Japan’s aging population is continuously increasing and on top of this, more than 4 million people across the country are currently living with dementia; at a cost of which is about 1 percent of the world’s gross domestic product (GDP). Therefore, Japan is putting a lot of effort into confronting the issue by raising more awareness and increasing the understanding around dementia and how it affects not only the person with it, but also their families, the community, and the country as a whole.
Dementia is a term used to describe a decrease in mental ability that is severe enough to interfere with a person’s daily life. The most common type of dementia is Alzheimer’s which affects a person’s memory, behavior, and ability to think clearly. Early symptoms may sometimes appear minor in nature such as memory loss, challenges in planning or problem solving, difficulty in completing familiar tasks at home, in school or at leisure, confusion with time or place, trouble understanding visual images and spatial objects and so on. These symptoms progress as the disease causes more damage to the brain.
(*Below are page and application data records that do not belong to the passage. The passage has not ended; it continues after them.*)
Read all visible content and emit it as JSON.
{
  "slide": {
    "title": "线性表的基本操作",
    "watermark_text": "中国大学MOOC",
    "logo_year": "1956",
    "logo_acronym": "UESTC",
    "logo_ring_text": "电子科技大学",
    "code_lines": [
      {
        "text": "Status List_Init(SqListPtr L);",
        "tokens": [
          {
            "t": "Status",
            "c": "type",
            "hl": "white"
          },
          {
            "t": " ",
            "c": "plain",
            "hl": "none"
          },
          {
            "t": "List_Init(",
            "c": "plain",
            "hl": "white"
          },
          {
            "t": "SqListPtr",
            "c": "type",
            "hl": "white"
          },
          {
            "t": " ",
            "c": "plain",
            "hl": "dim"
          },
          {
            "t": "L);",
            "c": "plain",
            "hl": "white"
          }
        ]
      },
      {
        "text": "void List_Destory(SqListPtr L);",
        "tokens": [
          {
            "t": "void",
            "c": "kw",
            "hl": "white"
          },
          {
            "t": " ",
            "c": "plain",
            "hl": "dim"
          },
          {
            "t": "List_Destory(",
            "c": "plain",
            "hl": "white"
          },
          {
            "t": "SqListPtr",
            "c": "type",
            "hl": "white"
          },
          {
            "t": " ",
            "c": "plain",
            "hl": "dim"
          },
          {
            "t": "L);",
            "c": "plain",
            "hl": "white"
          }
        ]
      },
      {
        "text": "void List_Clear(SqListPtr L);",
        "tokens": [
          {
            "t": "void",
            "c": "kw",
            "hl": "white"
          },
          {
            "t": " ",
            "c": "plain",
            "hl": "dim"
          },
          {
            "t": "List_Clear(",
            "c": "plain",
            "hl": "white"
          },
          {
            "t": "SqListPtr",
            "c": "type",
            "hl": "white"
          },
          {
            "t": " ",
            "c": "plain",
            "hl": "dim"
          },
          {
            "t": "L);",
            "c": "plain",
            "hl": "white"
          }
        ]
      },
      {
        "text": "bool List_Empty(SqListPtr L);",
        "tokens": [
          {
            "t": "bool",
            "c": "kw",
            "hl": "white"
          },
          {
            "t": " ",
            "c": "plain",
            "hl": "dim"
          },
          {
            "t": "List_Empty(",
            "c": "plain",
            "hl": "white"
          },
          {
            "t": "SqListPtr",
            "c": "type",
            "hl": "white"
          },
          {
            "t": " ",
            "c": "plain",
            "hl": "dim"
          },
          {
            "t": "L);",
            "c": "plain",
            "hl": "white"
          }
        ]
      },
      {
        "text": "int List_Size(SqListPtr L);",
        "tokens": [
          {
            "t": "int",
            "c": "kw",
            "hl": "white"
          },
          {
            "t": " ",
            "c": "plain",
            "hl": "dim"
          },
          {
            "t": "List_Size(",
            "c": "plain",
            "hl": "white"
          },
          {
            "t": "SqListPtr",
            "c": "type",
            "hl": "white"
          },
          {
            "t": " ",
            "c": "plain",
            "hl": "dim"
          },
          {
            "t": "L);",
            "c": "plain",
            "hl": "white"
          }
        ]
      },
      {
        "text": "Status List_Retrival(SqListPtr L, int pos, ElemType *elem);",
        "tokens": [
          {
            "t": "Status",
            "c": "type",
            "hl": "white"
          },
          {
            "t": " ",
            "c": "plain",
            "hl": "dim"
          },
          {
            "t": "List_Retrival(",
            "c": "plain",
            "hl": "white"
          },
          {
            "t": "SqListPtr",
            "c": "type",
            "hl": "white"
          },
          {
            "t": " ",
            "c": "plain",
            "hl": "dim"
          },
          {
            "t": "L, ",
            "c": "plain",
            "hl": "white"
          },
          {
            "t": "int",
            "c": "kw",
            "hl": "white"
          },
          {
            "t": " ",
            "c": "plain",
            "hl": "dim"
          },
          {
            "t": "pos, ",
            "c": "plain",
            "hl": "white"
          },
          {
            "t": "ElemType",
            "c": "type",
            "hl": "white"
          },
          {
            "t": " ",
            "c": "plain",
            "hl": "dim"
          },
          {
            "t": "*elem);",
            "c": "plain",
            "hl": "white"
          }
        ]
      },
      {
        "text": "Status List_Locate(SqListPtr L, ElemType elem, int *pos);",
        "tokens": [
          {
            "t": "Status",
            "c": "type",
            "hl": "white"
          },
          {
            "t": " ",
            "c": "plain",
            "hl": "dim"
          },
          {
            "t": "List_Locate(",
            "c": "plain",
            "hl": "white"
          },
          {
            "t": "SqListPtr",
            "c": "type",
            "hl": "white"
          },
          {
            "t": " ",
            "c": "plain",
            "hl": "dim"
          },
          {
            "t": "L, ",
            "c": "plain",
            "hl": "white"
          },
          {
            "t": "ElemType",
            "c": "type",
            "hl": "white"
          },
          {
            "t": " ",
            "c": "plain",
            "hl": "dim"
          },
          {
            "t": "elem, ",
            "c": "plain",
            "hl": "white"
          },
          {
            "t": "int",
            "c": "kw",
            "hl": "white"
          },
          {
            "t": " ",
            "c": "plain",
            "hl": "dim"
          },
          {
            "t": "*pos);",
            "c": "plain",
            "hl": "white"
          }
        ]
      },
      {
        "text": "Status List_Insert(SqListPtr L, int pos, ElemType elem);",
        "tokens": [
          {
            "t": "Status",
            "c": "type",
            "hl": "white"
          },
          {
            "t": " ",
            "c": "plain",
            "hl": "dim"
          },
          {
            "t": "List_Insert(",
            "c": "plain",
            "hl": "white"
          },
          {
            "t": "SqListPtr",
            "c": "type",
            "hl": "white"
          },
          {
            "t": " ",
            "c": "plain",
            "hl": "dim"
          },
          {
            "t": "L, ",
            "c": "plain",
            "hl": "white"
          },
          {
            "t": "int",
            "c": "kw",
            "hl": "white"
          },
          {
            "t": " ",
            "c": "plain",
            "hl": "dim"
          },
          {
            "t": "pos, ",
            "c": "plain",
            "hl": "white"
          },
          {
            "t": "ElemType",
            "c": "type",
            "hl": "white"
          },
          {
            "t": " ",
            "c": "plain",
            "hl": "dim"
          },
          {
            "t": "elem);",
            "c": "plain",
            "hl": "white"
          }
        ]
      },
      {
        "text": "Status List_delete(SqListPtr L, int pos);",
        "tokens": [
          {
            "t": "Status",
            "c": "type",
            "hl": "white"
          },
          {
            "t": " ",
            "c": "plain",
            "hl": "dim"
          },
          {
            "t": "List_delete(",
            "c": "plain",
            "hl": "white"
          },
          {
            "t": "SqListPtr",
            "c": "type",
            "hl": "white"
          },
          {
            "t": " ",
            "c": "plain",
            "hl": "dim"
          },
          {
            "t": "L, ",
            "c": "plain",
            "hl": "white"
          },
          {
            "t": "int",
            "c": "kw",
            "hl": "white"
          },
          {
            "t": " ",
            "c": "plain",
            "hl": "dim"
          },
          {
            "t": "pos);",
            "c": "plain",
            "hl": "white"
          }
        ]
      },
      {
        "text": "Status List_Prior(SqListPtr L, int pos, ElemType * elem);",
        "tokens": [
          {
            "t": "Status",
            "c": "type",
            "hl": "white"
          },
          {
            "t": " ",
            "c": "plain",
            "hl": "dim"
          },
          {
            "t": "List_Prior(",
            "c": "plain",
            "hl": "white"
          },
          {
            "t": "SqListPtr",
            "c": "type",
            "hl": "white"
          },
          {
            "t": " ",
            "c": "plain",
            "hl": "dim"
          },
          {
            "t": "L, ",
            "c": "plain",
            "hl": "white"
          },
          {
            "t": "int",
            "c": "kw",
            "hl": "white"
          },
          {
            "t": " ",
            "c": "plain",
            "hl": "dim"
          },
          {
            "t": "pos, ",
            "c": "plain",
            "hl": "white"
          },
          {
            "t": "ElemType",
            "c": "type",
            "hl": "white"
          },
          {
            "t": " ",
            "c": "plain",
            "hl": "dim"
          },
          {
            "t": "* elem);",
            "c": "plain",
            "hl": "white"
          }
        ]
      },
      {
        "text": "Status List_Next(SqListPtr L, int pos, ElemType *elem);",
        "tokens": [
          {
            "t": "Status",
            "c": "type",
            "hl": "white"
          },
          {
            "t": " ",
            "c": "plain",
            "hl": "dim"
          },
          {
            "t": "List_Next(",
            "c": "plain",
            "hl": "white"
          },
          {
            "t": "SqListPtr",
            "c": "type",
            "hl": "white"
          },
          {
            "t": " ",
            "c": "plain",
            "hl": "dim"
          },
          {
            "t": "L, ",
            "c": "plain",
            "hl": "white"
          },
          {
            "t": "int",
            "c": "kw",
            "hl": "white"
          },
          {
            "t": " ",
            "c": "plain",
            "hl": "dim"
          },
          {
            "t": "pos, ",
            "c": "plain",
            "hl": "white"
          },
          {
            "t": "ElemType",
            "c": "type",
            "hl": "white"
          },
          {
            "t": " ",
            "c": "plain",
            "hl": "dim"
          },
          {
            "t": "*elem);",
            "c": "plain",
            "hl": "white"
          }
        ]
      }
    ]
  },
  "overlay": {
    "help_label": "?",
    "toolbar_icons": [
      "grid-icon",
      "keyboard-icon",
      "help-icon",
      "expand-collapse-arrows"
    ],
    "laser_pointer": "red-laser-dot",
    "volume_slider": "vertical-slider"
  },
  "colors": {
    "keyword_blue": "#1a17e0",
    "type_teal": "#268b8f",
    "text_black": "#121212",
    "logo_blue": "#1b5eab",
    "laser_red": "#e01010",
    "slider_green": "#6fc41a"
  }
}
Due to the increasing number of people being diagnosed with dementia, people with family members suffering from the disease are left having to care for them. Improved dementia care along with trying to detect dementia early, an increase in doctors and caregivers, was a huge focus in last year’s government proposals.
In 2014, approximately 11,000 people were reported temporarily missing due to dementia and in some cases, some were either abused or killed by their relatives. Several campaigns have gone into action to increase the understanding of dementia and to encourage those with dementia to express in their own words their thoughts and feelings around having to deal with the ongoing challenges that they’re faced with every day with dementia.
A budgeted plan of 22.5 billion yen has been proportioned to improve dementia care this year from April 2016. This is a great example of Japan acting as the global frontrunner to address the stigmatism around dementia by raising awareness and understanding.